## Stored items
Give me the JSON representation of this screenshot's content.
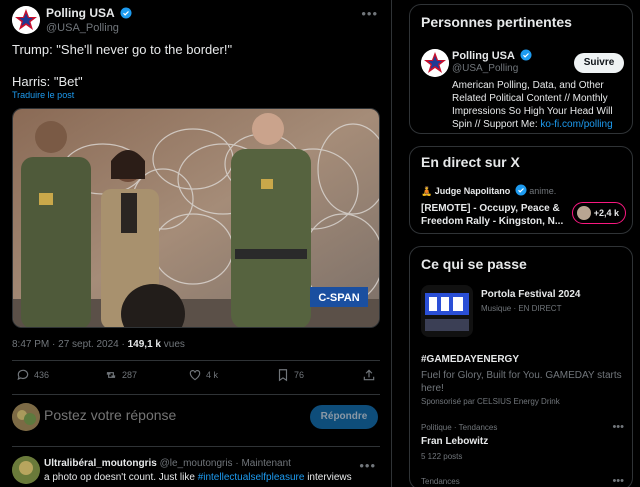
{
  "post": {
    "author": "Polling USA",
    "handle": "@USA_Polling",
    "text": "Trump: \"She'll never go to the border!\"\n\nHarris: \"Bet\"",
    "translate": "Traduire le post",
    "video_logo": "C-SPAN",
    "time": "8:47 PM · 27 sept. 2024 · ",
    "views_count": "149,1 k",
    "views_label": " vues",
    "replies": "436",
    "reposts": "287",
    "likes": "4 k",
    "bookmarks": "76"
  },
  "reply": {
    "placeholder": "Postez votre réponse",
    "button": "Répondre"
  },
  "comment": {
    "author": "Ultralibéral_moutongris",
    "handle": "@le_moutongris",
    "time": " · Maintenant",
    "text_before": "a photo op doesn't count. Just like ",
    "hashtag": "#intellectualselfpleasure",
    "text_after": " interviews"
  },
  "sidebar": {
    "relevant": {
      "title": "Personnes pertinentes",
      "name": "Polling USA",
      "handle": "@USA_Polling",
      "follow": "Suivre",
      "bio": "American Polling, Data, and Other Related Political Content // Monthly Impressions So High Your Head Will Spin // Support Me: ",
      "link": "ko-fi.com/polling"
    },
    "live": {
      "title": "En direct sur X",
      "host_emoji": "🧘",
      "host": "Judge Napolitano",
      "host_suffix": " anime.",
      "space_title": "[REMOTE] - Occupy, Peace & Freedom Rally - Kingston, N...",
      "listeners": "+2,4 k"
    },
    "trends": {
      "title": "Ce qui se passe",
      "t1_name": "Portola Festival 2024",
      "t1_sub": "Musique · EN DIRECT",
      "t2_name": "#GAMEDAYENERGY",
      "t2_desc": "Fuel for Glory, Built for You. GAMEDAY starts here!",
      "t2_spons": "Sponsorisé par CELSIUS Energy Drink",
      "t3_cat": "Politique · Tendances",
      "t3_name": "Fran Lebowitz",
      "t3_count": "5 122 posts",
      "t4_cat": "Tendances"
    }
  },
  "colors": {
    "accent": "#1d9bf0",
    "live_pink": "#f91880",
    "background": "#000000",
    "border": "#2f3336"
  },
  "icons": [
    "verified-badge-icon",
    "more-icon",
    "reply-icon",
    "repost-icon",
    "like-icon",
    "bookmark-icon",
    "share-icon"
  ]
}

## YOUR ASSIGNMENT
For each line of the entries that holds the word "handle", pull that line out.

## EXERCISE RESULT
    "handle": "@USA_Polling",
    "handle": "@le_moutongris",
      "handle": "@USA_Polling",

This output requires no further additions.